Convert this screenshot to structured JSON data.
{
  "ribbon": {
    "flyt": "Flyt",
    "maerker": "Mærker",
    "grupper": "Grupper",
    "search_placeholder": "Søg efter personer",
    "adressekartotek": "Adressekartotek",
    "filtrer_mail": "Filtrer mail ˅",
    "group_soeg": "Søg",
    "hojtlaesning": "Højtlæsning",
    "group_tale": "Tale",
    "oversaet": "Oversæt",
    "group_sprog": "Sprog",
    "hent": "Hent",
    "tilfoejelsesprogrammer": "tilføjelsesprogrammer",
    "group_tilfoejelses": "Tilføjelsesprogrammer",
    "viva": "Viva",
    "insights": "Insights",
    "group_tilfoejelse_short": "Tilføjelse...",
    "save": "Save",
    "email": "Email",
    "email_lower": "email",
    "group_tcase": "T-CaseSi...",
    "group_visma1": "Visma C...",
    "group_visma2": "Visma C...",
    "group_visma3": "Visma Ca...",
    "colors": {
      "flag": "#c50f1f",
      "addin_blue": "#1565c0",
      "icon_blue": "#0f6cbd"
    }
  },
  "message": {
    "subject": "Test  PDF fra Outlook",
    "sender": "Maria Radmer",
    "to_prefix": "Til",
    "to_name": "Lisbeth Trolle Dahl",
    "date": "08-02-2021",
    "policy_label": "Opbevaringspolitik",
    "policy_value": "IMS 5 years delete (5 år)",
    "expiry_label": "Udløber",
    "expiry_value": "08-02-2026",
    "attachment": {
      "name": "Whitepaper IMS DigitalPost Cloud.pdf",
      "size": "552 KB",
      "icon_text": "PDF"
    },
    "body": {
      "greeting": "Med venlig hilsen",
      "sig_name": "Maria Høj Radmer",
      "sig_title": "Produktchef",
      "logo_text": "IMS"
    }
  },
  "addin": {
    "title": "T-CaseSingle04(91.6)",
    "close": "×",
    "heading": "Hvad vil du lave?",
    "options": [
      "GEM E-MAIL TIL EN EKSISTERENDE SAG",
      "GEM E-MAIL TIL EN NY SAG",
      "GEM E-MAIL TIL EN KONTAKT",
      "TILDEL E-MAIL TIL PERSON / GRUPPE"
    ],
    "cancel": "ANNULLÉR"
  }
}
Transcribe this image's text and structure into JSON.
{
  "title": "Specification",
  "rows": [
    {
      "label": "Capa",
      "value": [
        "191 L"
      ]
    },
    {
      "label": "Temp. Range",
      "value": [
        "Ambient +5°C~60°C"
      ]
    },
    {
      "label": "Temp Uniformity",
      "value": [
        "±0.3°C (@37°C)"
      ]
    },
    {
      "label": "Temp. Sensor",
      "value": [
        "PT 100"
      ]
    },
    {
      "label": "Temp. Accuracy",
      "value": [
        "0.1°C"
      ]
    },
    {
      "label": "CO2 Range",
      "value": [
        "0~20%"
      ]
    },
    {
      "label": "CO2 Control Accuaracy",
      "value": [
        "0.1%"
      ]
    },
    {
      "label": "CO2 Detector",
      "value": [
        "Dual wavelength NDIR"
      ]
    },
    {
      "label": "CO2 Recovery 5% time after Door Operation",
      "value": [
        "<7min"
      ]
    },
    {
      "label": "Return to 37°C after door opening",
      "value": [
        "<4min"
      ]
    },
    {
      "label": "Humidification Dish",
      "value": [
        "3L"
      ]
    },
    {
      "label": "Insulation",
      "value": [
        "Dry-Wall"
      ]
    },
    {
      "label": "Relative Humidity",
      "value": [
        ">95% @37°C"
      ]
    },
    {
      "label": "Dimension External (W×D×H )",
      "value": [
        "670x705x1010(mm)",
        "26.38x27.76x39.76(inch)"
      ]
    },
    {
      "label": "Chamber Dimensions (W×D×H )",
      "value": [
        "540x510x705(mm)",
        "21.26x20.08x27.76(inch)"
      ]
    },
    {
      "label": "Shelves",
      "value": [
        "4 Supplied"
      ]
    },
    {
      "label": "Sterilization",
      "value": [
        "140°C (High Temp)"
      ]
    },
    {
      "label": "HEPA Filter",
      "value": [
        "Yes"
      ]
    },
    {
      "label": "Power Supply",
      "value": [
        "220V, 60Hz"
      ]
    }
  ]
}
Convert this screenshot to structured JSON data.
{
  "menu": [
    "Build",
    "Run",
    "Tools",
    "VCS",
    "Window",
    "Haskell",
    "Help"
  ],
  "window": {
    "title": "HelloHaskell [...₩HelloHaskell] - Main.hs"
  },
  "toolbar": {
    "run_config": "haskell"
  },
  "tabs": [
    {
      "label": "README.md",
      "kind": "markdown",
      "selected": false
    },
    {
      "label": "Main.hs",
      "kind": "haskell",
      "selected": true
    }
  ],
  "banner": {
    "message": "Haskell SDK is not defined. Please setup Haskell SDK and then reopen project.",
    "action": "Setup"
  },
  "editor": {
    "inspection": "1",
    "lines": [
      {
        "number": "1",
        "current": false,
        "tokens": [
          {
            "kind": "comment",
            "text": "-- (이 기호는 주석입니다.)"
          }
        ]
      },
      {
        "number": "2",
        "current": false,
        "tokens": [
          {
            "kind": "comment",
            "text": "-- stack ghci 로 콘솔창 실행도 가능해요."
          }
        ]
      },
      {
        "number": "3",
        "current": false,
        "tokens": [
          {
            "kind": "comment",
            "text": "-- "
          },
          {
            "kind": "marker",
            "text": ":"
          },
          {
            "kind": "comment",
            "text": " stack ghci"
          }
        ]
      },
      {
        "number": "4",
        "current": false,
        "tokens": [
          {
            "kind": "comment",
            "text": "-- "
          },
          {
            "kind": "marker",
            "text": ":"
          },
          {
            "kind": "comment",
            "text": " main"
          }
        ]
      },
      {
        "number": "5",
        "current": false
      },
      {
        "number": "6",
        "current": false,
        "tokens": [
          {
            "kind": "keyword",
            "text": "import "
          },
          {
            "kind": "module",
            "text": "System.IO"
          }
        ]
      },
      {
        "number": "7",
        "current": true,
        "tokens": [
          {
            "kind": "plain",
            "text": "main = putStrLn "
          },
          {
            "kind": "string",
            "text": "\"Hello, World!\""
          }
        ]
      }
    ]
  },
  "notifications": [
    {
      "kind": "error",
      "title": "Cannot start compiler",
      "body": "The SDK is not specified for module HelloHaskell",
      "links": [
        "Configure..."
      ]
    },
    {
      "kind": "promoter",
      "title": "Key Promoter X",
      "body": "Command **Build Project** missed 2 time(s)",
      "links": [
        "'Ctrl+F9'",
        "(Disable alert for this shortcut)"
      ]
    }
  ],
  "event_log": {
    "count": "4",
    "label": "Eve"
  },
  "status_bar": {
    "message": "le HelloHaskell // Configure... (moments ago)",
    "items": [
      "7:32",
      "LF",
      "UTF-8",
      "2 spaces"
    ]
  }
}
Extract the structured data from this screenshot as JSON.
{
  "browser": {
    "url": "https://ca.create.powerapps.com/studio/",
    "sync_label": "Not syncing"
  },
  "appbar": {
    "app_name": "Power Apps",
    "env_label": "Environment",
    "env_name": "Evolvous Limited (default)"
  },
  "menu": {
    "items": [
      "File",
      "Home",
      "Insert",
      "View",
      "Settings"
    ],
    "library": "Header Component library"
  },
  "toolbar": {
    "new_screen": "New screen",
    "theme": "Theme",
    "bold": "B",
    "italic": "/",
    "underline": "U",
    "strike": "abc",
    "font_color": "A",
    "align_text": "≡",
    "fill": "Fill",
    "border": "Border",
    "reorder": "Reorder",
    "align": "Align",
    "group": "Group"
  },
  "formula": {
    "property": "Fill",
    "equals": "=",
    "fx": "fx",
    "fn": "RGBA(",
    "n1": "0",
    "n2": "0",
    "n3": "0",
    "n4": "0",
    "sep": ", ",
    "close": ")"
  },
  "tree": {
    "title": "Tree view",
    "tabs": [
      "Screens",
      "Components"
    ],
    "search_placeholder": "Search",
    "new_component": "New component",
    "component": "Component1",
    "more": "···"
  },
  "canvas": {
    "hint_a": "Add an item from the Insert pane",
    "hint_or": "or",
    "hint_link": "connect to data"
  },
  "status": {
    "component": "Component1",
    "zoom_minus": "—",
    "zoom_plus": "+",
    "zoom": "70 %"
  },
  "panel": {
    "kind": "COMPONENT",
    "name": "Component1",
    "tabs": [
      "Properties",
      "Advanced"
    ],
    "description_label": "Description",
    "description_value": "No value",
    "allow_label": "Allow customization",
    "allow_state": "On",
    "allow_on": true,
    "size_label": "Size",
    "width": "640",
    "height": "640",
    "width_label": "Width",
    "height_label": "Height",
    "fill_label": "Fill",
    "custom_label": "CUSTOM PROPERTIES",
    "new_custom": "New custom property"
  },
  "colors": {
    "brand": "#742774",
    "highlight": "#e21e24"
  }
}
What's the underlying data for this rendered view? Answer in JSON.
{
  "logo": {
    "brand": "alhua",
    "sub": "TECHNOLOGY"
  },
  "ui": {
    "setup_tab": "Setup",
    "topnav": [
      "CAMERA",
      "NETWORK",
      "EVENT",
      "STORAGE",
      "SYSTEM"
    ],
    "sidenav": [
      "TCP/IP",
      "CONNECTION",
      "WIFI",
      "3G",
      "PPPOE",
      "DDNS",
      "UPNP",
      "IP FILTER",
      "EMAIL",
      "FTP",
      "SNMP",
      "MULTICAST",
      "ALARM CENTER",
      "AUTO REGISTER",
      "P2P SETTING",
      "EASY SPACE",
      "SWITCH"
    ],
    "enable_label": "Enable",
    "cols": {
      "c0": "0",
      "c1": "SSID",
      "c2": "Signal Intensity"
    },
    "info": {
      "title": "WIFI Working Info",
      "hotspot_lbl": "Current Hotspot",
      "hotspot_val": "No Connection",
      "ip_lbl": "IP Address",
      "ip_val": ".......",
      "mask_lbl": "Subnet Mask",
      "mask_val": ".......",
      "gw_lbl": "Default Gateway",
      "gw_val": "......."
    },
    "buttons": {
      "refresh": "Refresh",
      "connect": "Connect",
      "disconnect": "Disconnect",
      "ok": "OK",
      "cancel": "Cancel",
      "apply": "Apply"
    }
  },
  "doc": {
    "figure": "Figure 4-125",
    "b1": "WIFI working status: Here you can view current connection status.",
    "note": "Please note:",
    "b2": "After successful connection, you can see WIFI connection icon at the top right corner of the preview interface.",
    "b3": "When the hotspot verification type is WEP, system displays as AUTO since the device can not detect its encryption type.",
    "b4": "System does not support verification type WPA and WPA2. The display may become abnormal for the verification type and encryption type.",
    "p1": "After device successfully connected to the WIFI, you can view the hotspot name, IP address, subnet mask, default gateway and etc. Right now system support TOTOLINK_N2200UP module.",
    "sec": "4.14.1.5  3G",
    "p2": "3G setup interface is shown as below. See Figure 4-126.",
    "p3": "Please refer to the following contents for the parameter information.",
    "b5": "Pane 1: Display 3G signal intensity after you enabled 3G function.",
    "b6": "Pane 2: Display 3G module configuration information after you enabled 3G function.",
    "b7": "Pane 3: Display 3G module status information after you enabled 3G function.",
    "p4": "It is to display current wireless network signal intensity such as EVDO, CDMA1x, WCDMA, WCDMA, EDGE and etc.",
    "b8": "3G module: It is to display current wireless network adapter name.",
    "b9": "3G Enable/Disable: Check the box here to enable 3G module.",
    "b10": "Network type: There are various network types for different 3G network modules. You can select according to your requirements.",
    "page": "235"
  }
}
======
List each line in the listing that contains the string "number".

• **SOLUTION FOR THIS PROBLEM**
        "number": "1",
        "number": "2",
        "number": "3",
        "number": "4",
        "number": "5",
        "number": "6",
        "number": "7",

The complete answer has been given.